Halfway between Half Moon Bay and Santa Cruz just south of San Francisco, Costanoa occupies a 30-acre ocean-facing bluff overlooking the Pacific Ocean. One of the few camping experiences in California not operated by the state park service, the location mixes the amenities of a full-service resort with tent-theme accommodations and summer camp-minded atmosphere. Ideal for families or adventurous couples looking for a social camping experience, the resort gives you the option of as much or as little communal campfire togetherness you wish to experience.

You may want to avoid mentioning that the resort actually has a 40-room main lodge with room service and fluffy beds with ocean views.

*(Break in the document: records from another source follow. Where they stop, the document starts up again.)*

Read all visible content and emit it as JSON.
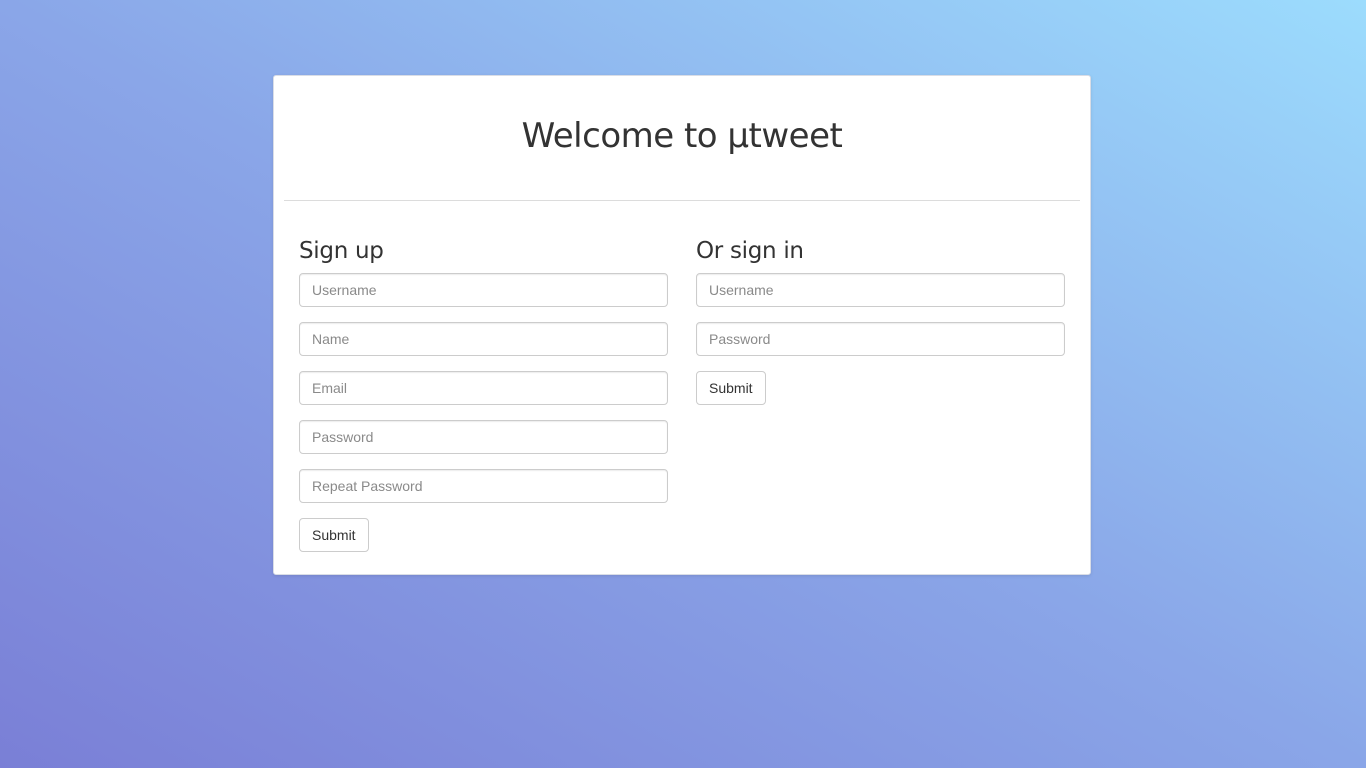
{
  "card": {
    "title": "Welcome to µtweet"
  },
  "signup": {
    "heading": "Sign up",
    "fields": {
      "username_placeholder": "Username",
      "name_placeholder": "Name",
      "email_placeholder": "Email",
      "password_placeholder": "Password",
      "repeat_password_placeholder": "Repeat Password"
    },
    "submit_label": "Submit"
  },
  "signin": {
    "heading": "Or sign in",
    "fields": {
      "username_placeholder": "Username",
      "password_placeholder": "Password"
    },
    "submit_label": "Submit"
  },
  "colors": {
    "gradient_start": "#7a7fd6",
    "gradient_end": "#9cdcfd",
    "card_background": "#ffffff",
    "text": "#333333"
  }
}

Campers should book one of four different tent bungalows built of a wood or metal frame with waterproof canvas walls. Each is equipped with full electricity and even heated blankets. Gotta go? Then make like the old days with flashlight in hand to the comfort stations where restrooms and showers are located with heated concrete floors, a 24-hour dry sauna and outdoor fireplace. Days are spent kayaking, hiking local trails, in surf or yoga classes and amongst fellow guests at the various public barbecue areas, restaurant or evening bonfire singalongs with S'mores.

Rockwater Secret Cove Resort

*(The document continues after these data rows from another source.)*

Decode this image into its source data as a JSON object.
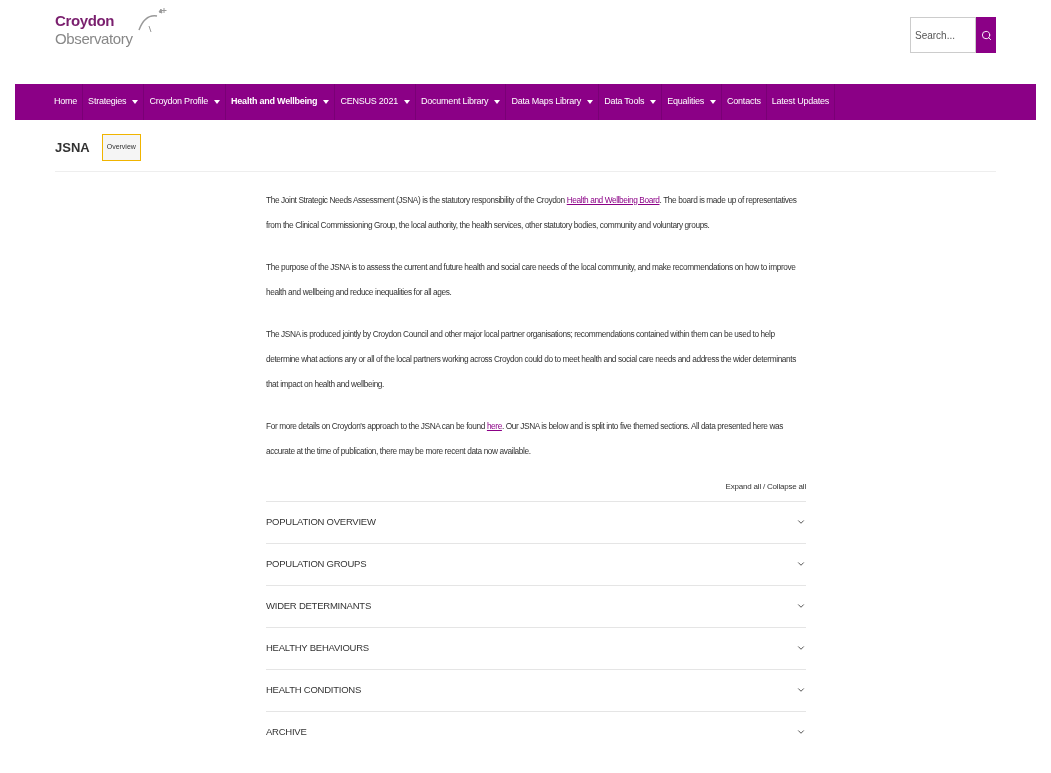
{
  "logo": {
    "line1": "Croydon",
    "line2": "Observatory"
  },
  "search": {
    "placeholder": "Search..."
  },
  "nav": [
    {
      "label": "Home",
      "dropdown": false,
      "selected": false
    },
    {
      "label": "Strategies",
      "dropdown": true,
      "selected": false
    },
    {
      "label": "Croydon Profile",
      "dropdown": true,
      "selected": false
    },
    {
      "label": "Health and Wellbeing",
      "dropdown": true,
      "selected": true
    },
    {
      "label": "CENSUS 2021",
      "dropdown": true,
      "selected": false
    },
    {
      "label": "Document Library",
      "dropdown": true,
      "selected": false
    },
    {
      "label": "Data Maps Library",
      "dropdown": true,
      "selected": false
    },
    {
      "label": "Data Tools",
      "dropdown": true,
      "selected": false
    },
    {
      "label": "Equalities",
      "dropdown": true,
      "selected": false
    },
    {
      "label": "Contacts",
      "dropdown": false,
      "selected": false
    },
    {
      "label": "Latest Updates",
      "dropdown": false,
      "selected": false
    }
  ],
  "page": {
    "title": "JSNA",
    "tabs": [
      {
        "label": "Overview",
        "selected": true
      }
    ]
  },
  "paragraphs": [
    [
      {
        "kind": "text",
        "text": "The Joint Strategic Needs Assessment (JSNA) is the statutory responsibility of the Croydon "
      },
      {
        "kind": "link",
        "text": "Health and Wellbeing Board"
      },
      {
        "kind": "text",
        "text": ". The board is made up of representatives from the Clinical Commissioning Group, the local authority, the health services, other statutory bodies, community and voluntary groups."
      }
    ],
    [
      {
        "kind": "text",
        "text": "The purpose of the JSNA is to assess the current and future health and social care needs of the local community, and make recommendations on how to improve health and wellbeing and reduce inequalities for all ages."
      }
    ],
    [
      {
        "kind": "text",
        "text": "The JSNA is produced jointly by Croydon Council and other major local partner organisations; recommendations contained within them can be used to help determine what actions any or all of the local partners working across Croydon could do to meet health and social care needs and address the wider determinants that impact on health and wellbeing."
      }
    ],
    [
      {
        "kind": "text",
        "text": "For more details on Croydon's approach to the JSNA can be found "
      },
      {
        "kind": "link",
        "text": "here"
      },
      {
        "kind": "text",
        "text": ". Our JSNA is below and is split into five themed sections. All data presented here was accurate at the time of publication, there may be more recent data now available."
      }
    ]
  ],
  "expand_all": "Expand all / Collapse all",
  "sections": [
    {
      "label": "POPULATION OVERVIEW",
      "expanded": false
    },
    {
      "label": "POPULATION GROUPS",
      "expanded": false
    },
    {
      "label": "WIDER DETERMINANTS",
      "expanded": false
    },
    {
      "label": "HEALTHY BEHAVIOURS",
      "expanded": false
    },
    {
      "label": "HEALTH CONDITIONS",
      "expanded": false
    },
    {
      "label": "ARCHIVE",
      "expanded": false
    }
  ]
}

; British Columbia, Canada.

It's no easy task getting to the lodge, located two hours by car from Vancouver along the Sunshine Coast Highway. From afar, it looks like nothing more than a sea of towering pine trees that butt up to the pristine blue Malaspina Strait. You arrive to a redwood boardwalk that leads to the main lodge with its terraced decks and rectangular lap pool. By summer, it's a picture-perfect rocky beach oasis of greenish-blue alcoves accessed by outboard boats that troll to playful afternoons of swimming and rock jumping.

Your home at Rockwater is a selection of tented tree houses built on stilts that lift guest suites to just the right elevation for spectacular ocean views. Wood-frame tents are enveloped in waterproof canvas walls with immaculate living areas lined with natural stone floors. An open floor plan places a gigantic king-sized bed opposite a deep soaking tub with French doors, which open to a private terrace that feels anything but roughing it. Meals are taken in the main dining room, where a Pacific Northwestern feast of sockeye salmon, local scallops and B.C. halibut filet awaits famished campers.

Michael Martin is the managing editor of JetSetReport.com -- a luxury travel and lifestyle guide based in Los Angeles and London. His work has appeared in In Style, Blackbook, Elle, U.K.'s Red magazine, ITV and BBC.